KNIGHT ISLAND, Alaska (AP) _ Dan Lawn finds it hard to stay calm when he slips and slides along a rocky beach, pointing at animals dead and dying in a layer of crude oil spilled from the Exxon Valdez.

He pointed to the skeleton of a recently dead otter on the beach, its bones picked clean.

''Here's an example of why we have to get dead animals and birds out of here,'' Lawn said. ''The eagles eat them. They ingest the oil in the fur, and they will eventually die, too.''

Acrid fumes from the black crude filled nostrils and watered eyes as Lawn, district chief of the state Department of Environmental Conservation, and his party of two jumped from a helicopter. Oil, so black it seemed to suck light, smothered the mossy rocks, an inch thick in places.

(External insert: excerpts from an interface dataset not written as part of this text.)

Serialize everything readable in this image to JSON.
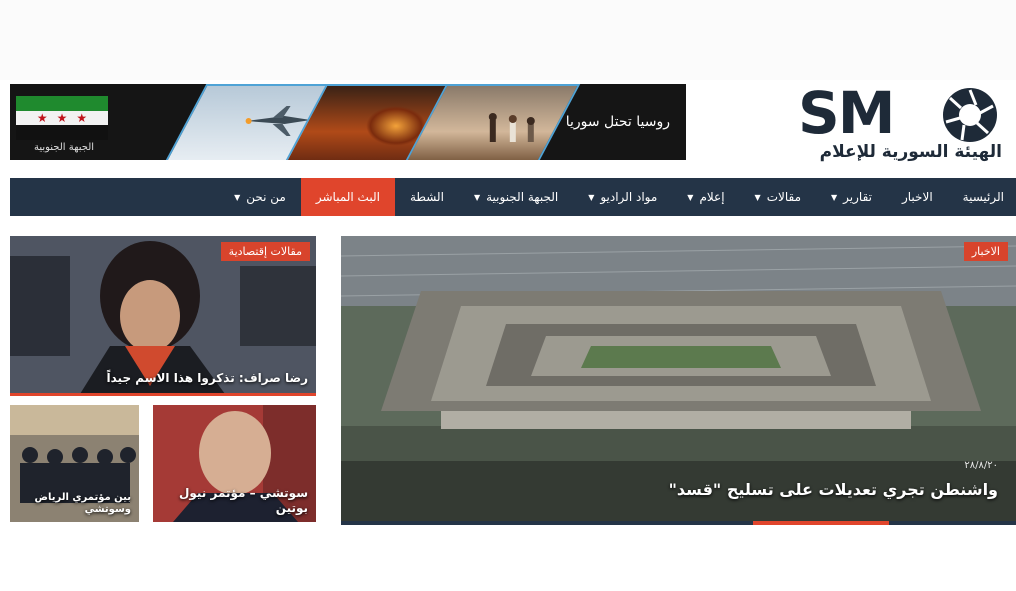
{
  "banner": {
    "title": "روسيا تحتل سوريا",
    "flag_caption": "الجبهة الجنوبية"
  },
  "logo": {
    "letters": "SM",
    "subtitle": "الهيئة السورية للإعلام"
  },
  "nav": [
    {
      "label": "الرئيسية",
      "dropdown": false
    },
    {
      "label": "الاخبار",
      "dropdown": false
    },
    {
      "label": "تقارير",
      "dropdown": true
    },
    {
      "label": "مقالات",
      "dropdown": true
    },
    {
      "label": "إعلام",
      "dropdown": true
    },
    {
      "label": "مواد الراديو",
      "dropdown": true
    },
    {
      "label": "الجبهة الجنوبية",
      "dropdown": true
    },
    {
      "label": "الشطة",
      "dropdown": false
    },
    {
      "label": "البث المباشر",
      "dropdown": false,
      "highlight": true
    },
    {
      "label": "من نحن",
      "dropdown": true
    }
  ],
  "feature": {
    "tag": "الاخبار",
    "date": "٢٨/٨/٢٠",
    "title": "واشنطن تجري تعديلات على تسليح \"قسد\""
  },
  "cards": [
    {
      "tag": "مقالات إقتصادية",
      "caption": "رضا صراف: تذكروا هذا الاسم جيداً"
    },
    {
      "caption": "سوتشي – مؤتمر نيول بوتين"
    },
    {
      "caption": "بين مؤتمري الرياض وسوتشي"
    }
  ],
  "colors": {
    "nav_bg": "#243447",
    "accent": "#e0452c",
    "logo": "#1e2a38"
  }
}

''Welcome to refinery beach,'' said state official Richard Fineberg.

The North Slope Crude, once bound for West coast refineries, went on for miles, up and down the east shoreline of this once lush and wild island. It's a tiny stretch of an estimated 800 miles of shoreline hit with oil after the tanker hit a reef near Valdez to the northeast.

''Look there,'' said Lawn, pointing just off-shore at something splashing feebly. ''That's an otter. He's just out there in black oil. Oil's just black. That otter will die soon.''

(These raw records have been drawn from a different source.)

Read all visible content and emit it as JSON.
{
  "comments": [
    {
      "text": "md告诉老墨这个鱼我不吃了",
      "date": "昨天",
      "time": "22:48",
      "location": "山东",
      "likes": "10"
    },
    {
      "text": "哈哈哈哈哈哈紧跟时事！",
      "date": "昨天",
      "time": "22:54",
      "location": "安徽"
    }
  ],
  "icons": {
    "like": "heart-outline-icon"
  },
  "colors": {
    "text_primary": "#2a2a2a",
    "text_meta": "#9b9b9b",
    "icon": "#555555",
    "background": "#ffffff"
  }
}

Fineberg worried about the brown and black bears in the spruce-covered mountains rearing from the beach. How will they fish or find other food when they leave their winter dens?

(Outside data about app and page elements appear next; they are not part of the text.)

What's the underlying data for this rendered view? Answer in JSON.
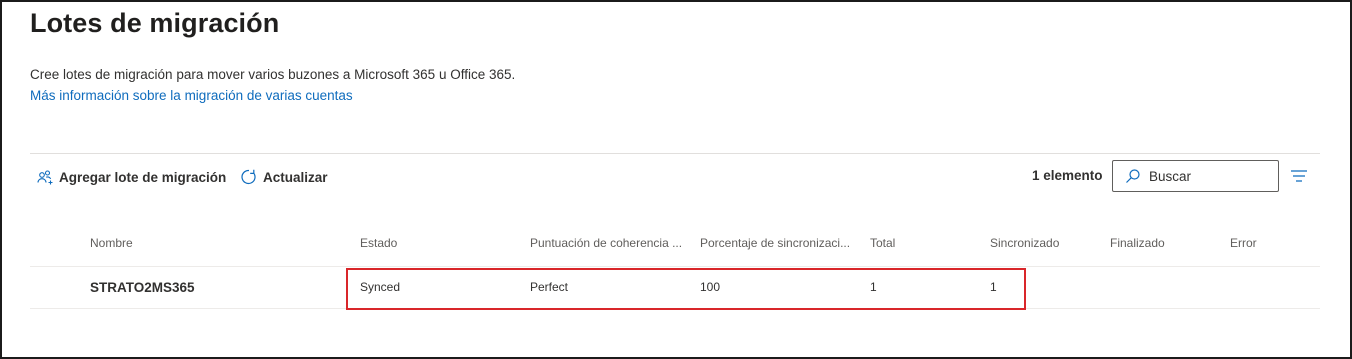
{
  "page": {
    "title": "Lotes de migración",
    "description": "Cree lotes de migración para mover varios buzones a Microsoft 365 u Office 365.",
    "learn_more_link": "Más información sobre la migración de varias cuentas"
  },
  "toolbar": {
    "add_label": "Agregar lote de migración",
    "refresh_label": "Actualizar",
    "item_count": "1 elemento",
    "search_placeholder": "Buscar",
    "icons": {
      "add": "people-add-icon",
      "refresh": "refresh-icon",
      "search": "search-icon",
      "filter": "filter-lines-icon"
    }
  },
  "table": {
    "columns": [
      "Nombre",
      "Estado",
      "Puntuación de coherencia ...",
      "Porcentaje de sincronizaci...",
      "Total",
      "Sincronizado",
      "Finalizado",
      "Error"
    ],
    "rows": [
      {
        "name": "STRATO2MS365",
        "status": "Synced",
        "consistency_score": "Perfect",
        "sync_percent": "100",
        "total": "1",
        "synced": "1",
        "finalized": "",
        "error": ""
      }
    ]
  },
  "colors": {
    "link": "#0f6cbd",
    "accent": "#0f6cbd",
    "highlight_border": "#d9262a",
    "text": "#323130"
  }
}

They will die, Lawn said.

''That spash. That's a seal,'' he said, pointing just offshore at the velvety blanket of oil undulating on the water. ''That seal is going to die,'' Lawn said. ''That thing floating next to it is already dead. It's probably an otter.''

Down the beach, Lawn spotted something else snorting and diving. ''That sea lion is swimming in black oil. There's no clean water out there for him to swim in. That sea lion, in a few days, will be dead,'' he said.

''There's no clean water. Where's he going to go?''

Up ahead, gulls, some partly oiled, sat on tall black rocks. ''They're trying to stay out of the water,'' Lawn said. They don't have to dive for a living like some ducks and seabirds.

Lawn gets very mad when he thinks about people who fly over the island and think the devastation is not severe because they can't see the dead, oil- covered animals.

''The problem is you can't see them,'' Lawn said. ''They're so damn black that unless they move you just can't see them. You almost step on them. They crawl into little crevasses to get away from this terrible thing, whatever it is. They don't know what this stuff is.''